Minneapolis — The Metrodome brings back sweet memories for Kentucky.
The Wildcats passed through the dome in 1996 on their way to the national championship. They beat Utah 101-70 and earned a trip to the Final Four by defeating Tim Duncan and Wake Forest, 83-63. Kentucky is 30-6 in domes.
Yet the cavernous, 21-year-old building remains one of the least-popular venues in sports. The NFL's Minnesota Vikings, baseball's Minnesota Twins and the University of Minnesota football team are all looking for new stadiums.
To accommodate seating for the basketball court, which takes up only about half of the artificial turf surface, crews have installed bleachers across from the benches and closed off some of the stadium seats behind them.
Wisconsin guard Kirk Penney was asked if it's tough to get his bearings in the Metrodome.
"Yeah, it's a dome," he said. "It's just getting the feel for it. You've just got to go out there. There is a little difference, but once you get a feel for it, it's fine.
"If you're put here, you've just got to make do."
Marquette star Dwyane Wade said his team already had tried to get accustomed to the unusual setting.
"We try to get used to the rims and the atmosphere. We don't worry about what's in the background, though, only the orange rim and the ball."
At least one Wisconsin player was pretty excited to play in the dome. Freshman forward Andreas Helmigk just wasn't sure which dome it is.
"To come from a small town in Austria and now I'm in the Sweet 16, now I'm playing in the Superdome, where the Vikings play."
Anaheim, Calif. -- Notre Dame's Mike Brey is keeping some impressive company at the West Regional.
His fellow coaches in Anaheim are Arizona's Lute Olson, a basketball Hall of Fame member, Duke's Mike Krzyzewski and Roy Williams of Kansas.

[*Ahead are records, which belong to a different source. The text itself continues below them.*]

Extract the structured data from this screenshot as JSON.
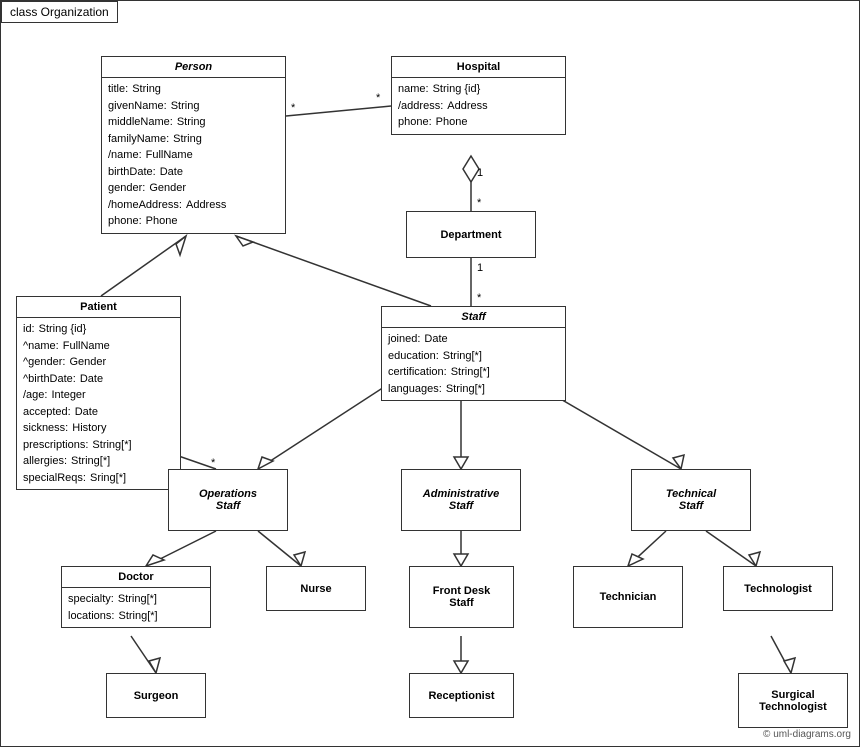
{
  "title": "class Organization",
  "copyright": "© uml-diagrams.org",
  "boxes": {
    "person": {
      "title": "Person",
      "attrs": [
        [
          "title:",
          "String"
        ],
        [
          "givenName:",
          "String"
        ],
        [
          "middleName:",
          "String"
        ],
        [
          "familyName:",
          "String"
        ],
        [
          "/name:",
          "FullName"
        ],
        [
          "birthDate:",
          "Date"
        ],
        [
          "gender:",
          "Gender"
        ],
        [
          "/homeAddress:",
          "Address"
        ],
        [
          "phone:",
          "Phone"
        ]
      ]
    },
    "hospital": {
      "title": "Hospital",
      "attrs": [
        [
          "name:",
          "String {id}"
        ],
        [
          "/address:",
          "Address"
        ],
        [
          "phone:",
          "Phone"
        ]
      ]
    },
    "patient": {
      "title": "Patient",
      "attrs": [
        [
          "id:",
          "String {id}"
        ],
        [
          "^name:",
          "FullName"
        ],
        [
          "^gender:",
          "Gender"
        ],
        [
          "^birthDate:",
          "Date"
        ],
        [
          "/age:",
          "Integer"
        ],
        [
          "accepted:",
          "Date"
        ],
        [
          "sickness:",
          "History"
        ],
        [
          "prescriptions:",
          "String[*]"
        ],
        [
          "allergies:",
          "String[*]"
        ],
        [
          "specialReqs:",
          "Sring[*]"
        ]
      ]
    },
    "department": {
      "title": "Department"
    },
    "staff": {
      "title": "Staff",
      "attrs": [
        [
          "joined:",
          "Date"
        ],
        [
          "education:",
          "String[*]"
        ],
        [
          "certification:",
          "String[*]"
        ],
        [
          "languages:",
          "String[*]"
        ]
      ]
    },
    "operations_staff": {
      "title": "Operations\nStaff",
      "italic": true
    },
    "administrative_staff": {
      "title": "Administrative\nStaff",
      "italic": true
    },
    "technical_staff": {
      "title": "Technical\nStaff",
      "italic": true
    },
    "doctor": {
      "title": "Doctor",
      "attrs": [
        [
          "specialty:",
          "String[*]"
        ],
        [
          "locations:",
          "String[*]"
        ]
      ]
    },
    "nurse": {
      "title": "Nurse"
    },
    "front_desk_staff": {
      "title": "Front Desk\nStaff"
    },
    "technician": {
      "title": "Technician"
    },
    "technologist": {
      "title": "Technologist"
    },
    "surgeon": {
      "title": "Surgeon"
    },
    "receptionist": {
      "title": "Receptionist"
    },
    "surgical_technologist": {
      "title": "Surgical\nTechnologist"
    }
  },
  "multiplicity": {
    "star": "*",
    "one": "1"
  }
}
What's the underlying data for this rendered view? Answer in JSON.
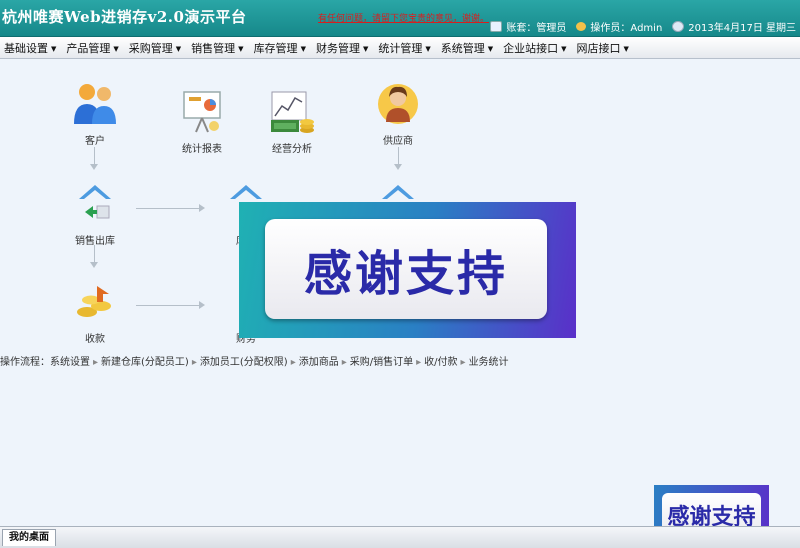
{
  "header": {
    "title": "杭州唯赛Web进销存v2.0演示平台",
    "notice": "有任何问题，请留下您宝贵的意见，谢谢。",
    "account_label": "账套：管理员",
    "operator_label": "操作员：Admin",
    "date_label": "2013年4月17日 星期三"
  },
  "menu": [
    {
      "label": "基础设置"
    },
    {
      "label": "产品管理"
    },
    {
      "label": "采购管理"
    },
    {
      "label": "销售管理"
    },
    {
      "label": "库存管理"
    },
    {
      "label": "财务管理"
    },
    {
      "label": "统计管理"
    },
    {
      "label": "系统管理"
    },
    {
      "label": "企业站接口"
    },
    {
      "label": "网店接口"
    }
  ],
  "flow": {
    "customer": "客户",
    "stats_report": "统计报表",
    "biz_analysis": "经营分析",
    "supplier": "供应商",
    "sales_out": "销售出库",
    "stock": "库存",
    "receipt": "收款",
    "finance": "财务"
  },
  "process": {
    "label": "操作流程：",
    "steps": [
      "系统设置",
      "新建仓库(分配员工)",
      "添加员工(分配权限)",
      "添加商品",
      "采购/销售订单",
      "收/付款",
      "业务统计"
    ]
  },
  "overlay": {
    "text": "感谢支持"
  },
  "badge": {
    "text": "感谢支持"
  },
  "taskbar": {
    "tab": "我的桌面"
  },
  "colors": {
    "header": "#1c9a9c",
    "notice": "#d81e1e",
    "overlay_text": "#2a2aa8"
  }
}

"Mike just knows people, he's just really a good guy," Krzyzewski said.
Brey spent eight years as a Duke assistant under Krzyzewski before getting his first head coaching job at Delaware. Brey came to Notre Dame three years ago.

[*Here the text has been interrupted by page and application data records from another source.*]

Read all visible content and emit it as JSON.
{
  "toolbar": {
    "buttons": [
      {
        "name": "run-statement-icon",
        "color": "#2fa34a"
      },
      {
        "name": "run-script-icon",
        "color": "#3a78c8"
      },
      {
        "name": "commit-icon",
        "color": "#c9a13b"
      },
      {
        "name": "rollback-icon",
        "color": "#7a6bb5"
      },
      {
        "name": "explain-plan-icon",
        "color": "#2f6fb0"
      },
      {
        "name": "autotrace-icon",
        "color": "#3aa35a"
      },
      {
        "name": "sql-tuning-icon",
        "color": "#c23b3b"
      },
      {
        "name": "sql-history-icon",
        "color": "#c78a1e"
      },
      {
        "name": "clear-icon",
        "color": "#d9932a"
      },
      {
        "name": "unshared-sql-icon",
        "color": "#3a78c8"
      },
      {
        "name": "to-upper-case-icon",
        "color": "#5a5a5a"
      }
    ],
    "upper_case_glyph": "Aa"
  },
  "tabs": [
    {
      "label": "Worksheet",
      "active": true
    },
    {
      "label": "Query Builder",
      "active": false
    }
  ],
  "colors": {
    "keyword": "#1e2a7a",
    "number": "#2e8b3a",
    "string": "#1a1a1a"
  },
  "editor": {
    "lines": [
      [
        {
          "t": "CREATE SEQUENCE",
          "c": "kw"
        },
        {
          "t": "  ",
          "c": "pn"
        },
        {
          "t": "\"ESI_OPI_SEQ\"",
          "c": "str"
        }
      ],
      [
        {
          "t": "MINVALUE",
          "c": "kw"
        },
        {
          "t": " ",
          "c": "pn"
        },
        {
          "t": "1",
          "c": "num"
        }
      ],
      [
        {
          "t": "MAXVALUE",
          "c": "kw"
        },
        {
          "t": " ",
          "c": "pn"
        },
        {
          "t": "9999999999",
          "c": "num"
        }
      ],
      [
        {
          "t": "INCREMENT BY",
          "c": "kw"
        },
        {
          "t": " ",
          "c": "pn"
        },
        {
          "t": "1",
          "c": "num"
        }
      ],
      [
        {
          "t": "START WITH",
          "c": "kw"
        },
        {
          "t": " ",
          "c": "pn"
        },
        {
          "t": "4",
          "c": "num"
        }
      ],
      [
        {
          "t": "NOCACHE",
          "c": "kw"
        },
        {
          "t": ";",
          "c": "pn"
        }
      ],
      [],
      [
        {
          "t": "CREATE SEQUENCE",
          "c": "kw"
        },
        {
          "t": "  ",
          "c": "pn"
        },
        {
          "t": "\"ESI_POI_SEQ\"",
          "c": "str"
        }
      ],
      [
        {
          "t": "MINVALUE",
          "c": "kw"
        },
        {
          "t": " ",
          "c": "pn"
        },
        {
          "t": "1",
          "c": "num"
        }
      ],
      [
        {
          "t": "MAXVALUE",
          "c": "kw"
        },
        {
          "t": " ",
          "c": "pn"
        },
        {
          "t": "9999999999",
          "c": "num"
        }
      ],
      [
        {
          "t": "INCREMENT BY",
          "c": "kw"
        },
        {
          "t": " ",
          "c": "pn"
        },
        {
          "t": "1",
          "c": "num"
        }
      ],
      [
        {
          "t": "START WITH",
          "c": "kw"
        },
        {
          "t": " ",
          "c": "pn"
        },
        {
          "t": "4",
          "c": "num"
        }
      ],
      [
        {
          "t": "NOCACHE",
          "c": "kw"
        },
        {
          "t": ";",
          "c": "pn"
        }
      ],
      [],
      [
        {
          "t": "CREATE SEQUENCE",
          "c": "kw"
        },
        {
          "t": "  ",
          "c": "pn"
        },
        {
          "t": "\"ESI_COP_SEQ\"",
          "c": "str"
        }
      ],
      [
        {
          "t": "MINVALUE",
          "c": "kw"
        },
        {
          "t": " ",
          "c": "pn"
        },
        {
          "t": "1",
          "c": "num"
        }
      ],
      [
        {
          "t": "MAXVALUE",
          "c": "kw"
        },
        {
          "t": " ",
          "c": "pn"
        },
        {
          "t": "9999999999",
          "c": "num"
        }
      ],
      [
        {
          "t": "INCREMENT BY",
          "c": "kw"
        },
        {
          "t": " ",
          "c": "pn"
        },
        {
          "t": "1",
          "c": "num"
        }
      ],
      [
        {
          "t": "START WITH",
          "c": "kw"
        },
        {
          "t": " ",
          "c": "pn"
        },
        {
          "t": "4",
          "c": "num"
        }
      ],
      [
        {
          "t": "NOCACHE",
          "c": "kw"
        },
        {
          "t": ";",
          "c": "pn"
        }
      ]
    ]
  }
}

"You use all three of them as models. Certainly, my eight years in Durham with Mike had a huge influence on me," Brey said Wednesday.
What did he learn?

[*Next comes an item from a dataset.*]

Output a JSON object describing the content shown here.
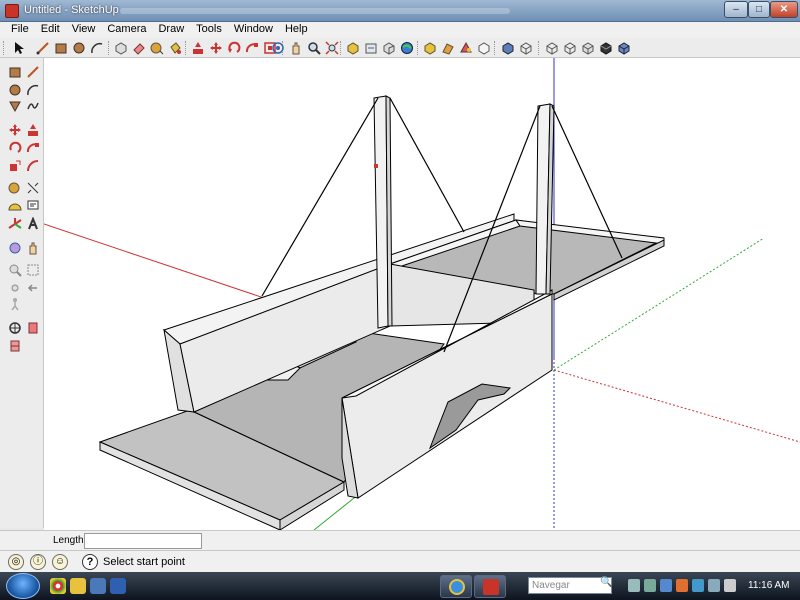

"The first thing would be get a lot of good players," he said. "The daily competition and intensity that you need to run a program at this level, Mike was a great example of that. One of the things he made very clear when he hired me back in '87 was he didn't want anybody coming down there who didn't want to be a head coach."
Minneapolis -- A newspaper reported Wednesday that former Wisconsin coach Dick Bennett will become the next coach at Washington State.
The Wisconsin State Journal in Madison, quoting an unidentified source, said the school plans to introduce Bennett as coach Saturday.
According to the Spokane Spokesman Review, sources in Washington State's athletic department said Bennett, whose son Tony is an assistant coach with the Badgers, is a strong candidate for the job.
The elder Bennett left coaching in 2000 and still resides in Madison, Wis. Badgers guard and New Zealand native Kirk Penney was one of the players Dick Bennett lured to Wisconsin.
"He's a great coach and if he feels the urge again, that's wonderful. He's one of the best," Penney said. "I support him, absolutely. I love playing with him, if he feels he wants to get back into the game, that's great."
Extra points: Marquette freshman guard Jared Sichting is the son of Minnesota Timberwolves assistant Jerry Sichting. ... Marquette coach Tom Crean spent the 1994-95 season with Pittsburgh. "It's a special game because we're in the Sweet 16 and I have a ton of respect for Pittsburgh. ... I loved the time I spent with Ralph Willard there. I enjoyed my time there. I've always been a city of Pittsburgh and University of Pittsburgh fan." ... Pittsburgh coach Ben Howland told his team he has a plan similar to that of Marquette's most famous coach. "I've told them that we want to win the whole thing and I want to be the next Al McGuire and retire at age 45 and get right into television ... really have some fun and make the big money," Howland said.